“Progress is hard to see when triggered feelings make our vision clouded with intense emotions. And progress with forgiveness can be hard to make when the anger and frustration and confusion from being hurt don’t immediately go away when you verbalize a statement of forgiveness. But please know, not only is this normal, it’s part of the process.”- Lysa TerKeurst
Lysa TerKeurst continues Chapter 4 of Forgiving What you Can’t Forget with a revelation. She reveals one of the most crucial secrets to staying on the path toward wholeness after your deep wounding. Hence, Lysa stresses:
“Forgiveness is both a decision and a process. You make the decision to forgive the facts of what happened. But then you must also walk through the process of forgiveness for the impact those facts have had on you.”
Therefore, in a similar manner, every trauma consists of an initial effect and a long-term impact. So, even though the initial trauma has passed, bad memories, statements, or fears trigger an unexpected wave of pain. Consequently, these triggered feelings serve as a reminder there’s a process of your action to forgive your offenders for the impact this has on you.

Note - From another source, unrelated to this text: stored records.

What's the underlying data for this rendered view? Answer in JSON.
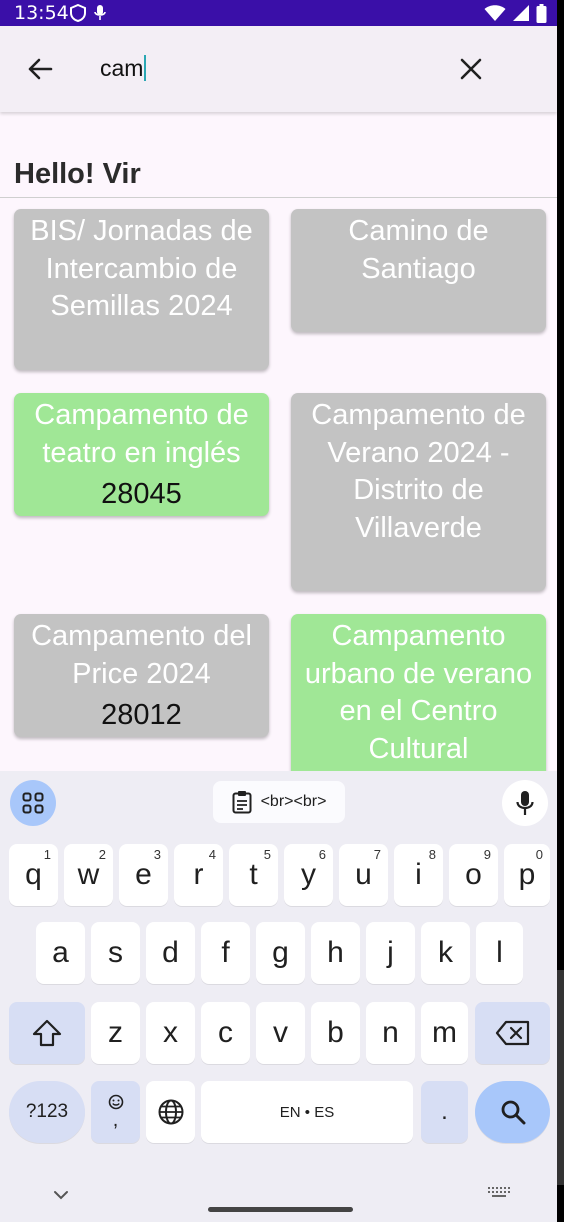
{
  "status_bar": {
    "time": "13:54",
    "icons": [
      "shield-icon",
      "mic-icon",
      "wifi-icon",
      "signal-icon",
      "battery-icon"
    ]
  },
  "search": {
    "query": "cam",
    "back_icon": "arrow-left-icon",
    "clear_icon": "close-icon"
  },
  "greeting": "Hello! Vir",
  "cards": [
    {
      "title": "BIS/ Jornadas de Intercambio de Semillas 2024",
      "postal_code": "",
      "color": "#c3c3c3"
    },
    {
      "title": "Camino de Santiago",
      "postal_code": "",
      "color": "#c3c3c3"
    },
    {
      "title": "Campamento de teatro en inglés",
      "postal_code": "28045",
      "color": "#a0e796"
    },
    {
      "title": "Campamento de Verano 2024 -  Distrito de Villaverde",
      "postal_code": "",
      "color": "#c3c3c3"
    },
    {
      "title": "Campamento del Price 2024",
      "postal_code": "28012",
      "color": "#c3c3c3"
    },
    {
      "title": "Campamento urbano de verano en el Centro Cultural",
      "postal_code": "",
      "color": "#a0e796"
    }
  ],
  "keyboard": {
    "clipboard_suggestion": "<br><br>",
    "row1": [
      {
        "key": "q",
        "hint": "1"
      },
      {
        "key": "w",
        "hint": "2"
      },
      {
        "key": "e",
        "hint": "3"
      },
      {
        "key": "r",
        "hint": "4"
      },
      {
        "key": "t",
        "hint": "5"
      },
      {
        "key": "y",
        "hint": "6"
      },
      {
        "key": "u",
        "hint": "7"
      },
      {
        "key": "i",
        "hint": "8"
      },
      {
        "key": "o",
        "hint": "9"
      },
      {
        "key": "p",
        "hint": "0"
      }
    ],
    "row2": [
      "a",
      "s",
      "d",
      "f",
      "g",
      "h",
      "j",
      "k",
      "l"
    ],
    "row3": [
      "z",
      "x",
      "c",
      "v",
      "b",
      "n",
      "m"
    ],
    "symbols_label": "?123",
    "emoji_comma_label": ",",
    "space_label": "EN • ES",
    "period_label": "."
  }
}
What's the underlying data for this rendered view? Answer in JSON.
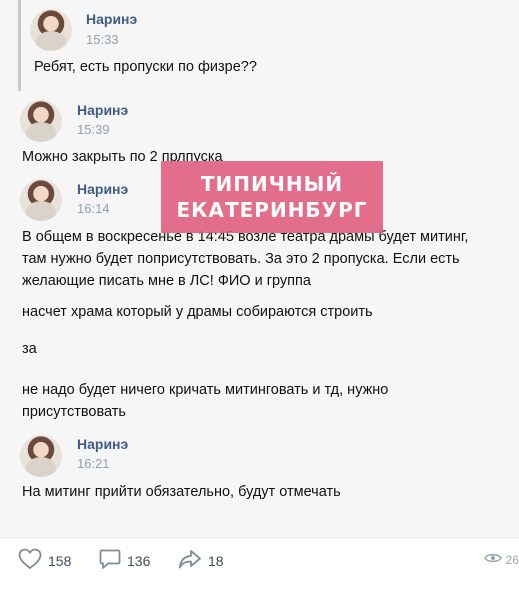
{
  "messages": [
    {
      "author": "Наринэ",
      "time": "15:33",
      "text": "Ребят, есть пропуски по физре??"
    },
    {
      "author": "Наринэ",
      "time": "15:39",
      "text": "Можно закрыть по 2 прлпуска"
    },
    {
      "author": "Наринэ",
      "time": "16:14",
      "paragraphs": [
        "В общем в воскресенье в 14:45 возле театра драмы будет митинг,\nтам нужно будет поприсутствовать. За это 2 пропуска. Если есть\nжелающие писать мне в ЛС! ФИО и группа",
        "насчет храма который у драмы собираются строить",
        "за",
        "не надо будет ничего кричать митинговать и тд, нужно\nприсутствовать"
      ]
    },
    {
      "author": "Наринэ",
      "time": "16:21",
      "text": "На митинг прийти обязательно, будут отмечать"
    }
  ],
  "watermark": {
    "line1": "ТИПИЧНЫЙ",
    "line2": "ЕКАТЕРИНБУРГ"
  },
  "footer": {
    "likes": "158",
    "comments": "136",
    "shares": "18",
    "views": "26"
  },
  "colors": {
    "name": "#3f5c87",
    "time": "#93a0ad",
    "watermark_bg": "#e06080"
  }
}
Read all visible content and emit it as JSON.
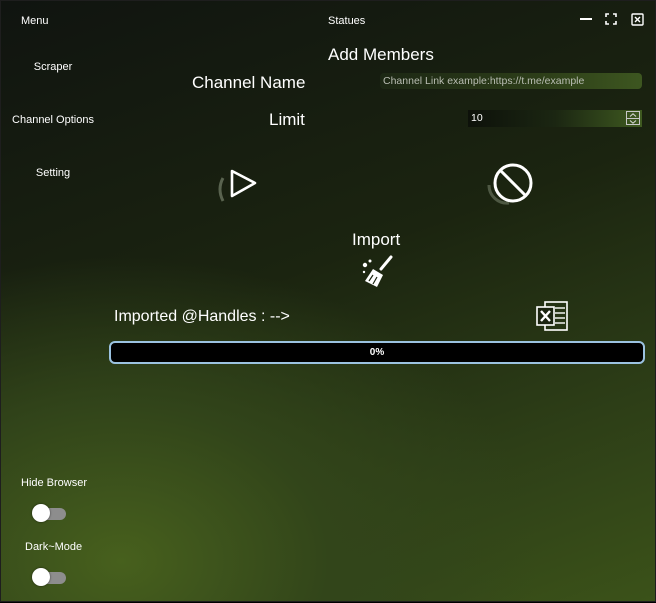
{
  "sidebar": {
    "title": "Menu",
    "items": [
      {
        "label": "Scraper"
      },
      {
        "label": "Channel Options"
      },
      {
        "label": "Setting"
      }
    ],
    "toggles": [
      {
        "label": "Hide Browser",
        "on": false
      },
      {
        "label": "Dark~Mode",
        "on": false
      }
    ]
  },
  "header": {
    "title": "Statues",
    "controls": [
      "minimize-icon",
      "maximize-icon",
      "close-icon"
    ]
  },
  "main": {
    "heading": "Add Members",
    "channel_label": "Channel Name",
    "channel_placeholder": "Channel Link example:https://t.me/example",
    "limit_label": "Limit",
    "limit_value": "10",
    "start_icon": "play-icon",
    "stop_icon": "stop-icon",
    "import_label": "Import",
    "import_icon": "broom-icon",
    "imported_label": "Imported @Handles : -->",
    "excel_icon": "excel-icon",
    "progress_text": "0%",
    "progress_value": 0
  }
}
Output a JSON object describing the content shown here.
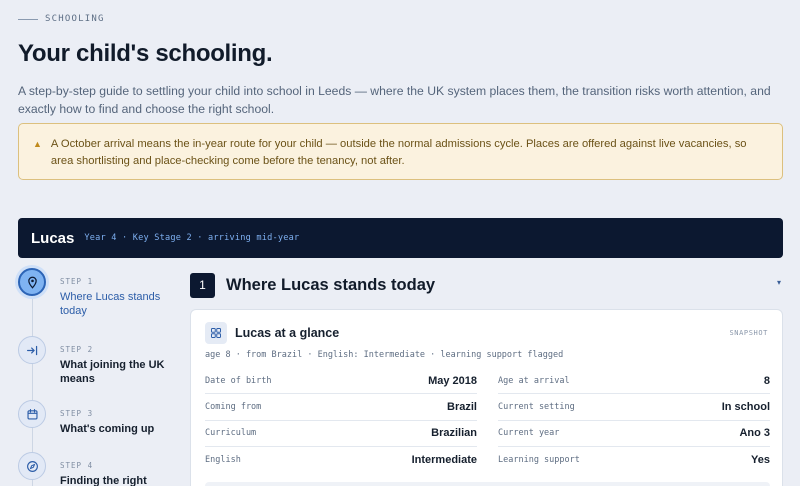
{
  "eyebrow": "SCHOOLING",
  "title": "Your child's schooling.",
  "intro": "A step-by-step guide to settling your child into school in Leeds — where the UK system places them, the transition risks worth attention, and exactly how to find and choose the right school.",
  "notice": {
    "icon": "warning-triangle-icon",
    "text": "A October arrival means the in-year route for your child — outside the normal admissions cycle. Places are offered against live vacancies, so area shortlisting and place-checking come before the tenancy, not after."
  },
  "child": {
    "name": "Lucas",
    "meta": "Year 4 · Key Stage 2 · arriving mid-year"
  },
  "steps": [
    {
      "num": "STEP 1",
      "label": "Where Lucas stands today",
      "icon": "map-pin-icon",
      "active": true
    },
    {
      "num": "STEP 2",
      "label": "What joining the UK means",
      "icon": "arrow-into-icon",
      "active": false
    },
    {
      "num": "STEP 3",
      "label": "What's coming up",
      "icon": "calendar-icon",
      "active": false
    },
    {
      "num": "STEP 4",
      "label": "Finding the right school",
      "icon": "compass-icon",
      "active": false
    }
  ],
  "section": {
    "number": "1",
    "title": "Where Lucas stands today",
    "collapse_icon": "▾"
  },
  "card": {
    "title": "Lucas at a glance",
    "tag": "SNAPSHOT",
    "summary": "age 8 · from Brazil · English: Intermediate · learning support flagged",
    "rows": [
      [
        {
          "k": "Date of birth",
          "v": "May 2018"
        },
        {
          "k": "Age at arrival",
          "v": "8"
        }
      ],
      [
        {
          "k": "Coming from",
          "v": "Brazil"
        },
        {
          "k": "Current setting",
          "v": "In school"
        }
      ],
      [
        {
          "k": "Curriculum",
          "v": "Brazilian"
        },
        {
          "k": "Current year",
          "v": "Ano 3"
        }
      ],
      [
        {
          "k": "English",
          "v": "Intermediate"
        },
        {
          "k": "Learning support",
          "v": "Yes"
        }
      ]
    ]
  },
  "colors": {
    "navy": "#0c1830",
    "accent": "#2c64b6",
    "notice_bg": "#fbf2df",
    "notice_border": "#dcc07e"
  }
}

Thus, to work on the damaged emotions of anger, frustration, doubt, trust, or fear, you must start the process of forgiving. Lysa explains:
“Remember, the decision to forgive acknowledges the facts of what happened. But the much longer journey of forgiveness is around all the many ways these facts affected you — the impact they created. . . . Like I said . . . there is also a process of forgiveness for the impact that will happen months, years, maybe even decades later.”
Finally, the crucial marked moment when you forgive helps reassure you of concrete progress made toward healing.
Today’s question: What triggered feelings cloud your vision with intense emotions? Please share.
Tomorrow’s blog: “A marked moment of releasing unforgiveness”